— DIRECTIONS —
Please work out how many lines include the word "Vera" in the entries, and reply with only the count.
*** DATA TO PROCESS
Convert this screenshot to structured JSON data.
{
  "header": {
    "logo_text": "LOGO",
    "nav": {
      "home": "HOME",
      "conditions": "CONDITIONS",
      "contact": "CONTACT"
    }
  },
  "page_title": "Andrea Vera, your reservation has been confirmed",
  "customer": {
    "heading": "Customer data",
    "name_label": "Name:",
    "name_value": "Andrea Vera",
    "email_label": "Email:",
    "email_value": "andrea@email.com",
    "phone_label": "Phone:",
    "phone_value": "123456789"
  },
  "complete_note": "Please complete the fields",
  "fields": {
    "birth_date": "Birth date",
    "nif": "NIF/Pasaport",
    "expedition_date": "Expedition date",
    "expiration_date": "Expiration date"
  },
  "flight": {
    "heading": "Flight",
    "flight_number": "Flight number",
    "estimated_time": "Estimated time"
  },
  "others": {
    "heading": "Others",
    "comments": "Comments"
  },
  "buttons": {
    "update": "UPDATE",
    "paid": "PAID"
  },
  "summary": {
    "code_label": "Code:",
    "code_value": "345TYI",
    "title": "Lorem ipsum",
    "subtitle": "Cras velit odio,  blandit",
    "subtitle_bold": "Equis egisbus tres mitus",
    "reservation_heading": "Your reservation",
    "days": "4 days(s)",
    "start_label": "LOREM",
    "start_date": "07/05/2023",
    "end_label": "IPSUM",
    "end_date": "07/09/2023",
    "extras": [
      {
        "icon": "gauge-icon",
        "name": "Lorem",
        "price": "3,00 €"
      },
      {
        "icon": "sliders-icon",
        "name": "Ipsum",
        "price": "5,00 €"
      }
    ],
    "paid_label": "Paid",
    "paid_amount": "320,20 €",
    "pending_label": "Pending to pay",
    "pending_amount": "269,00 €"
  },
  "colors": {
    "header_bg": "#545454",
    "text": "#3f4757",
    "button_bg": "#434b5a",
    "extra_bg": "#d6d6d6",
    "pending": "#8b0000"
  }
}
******
— ANSWER FOR THIS EXERCISE —
2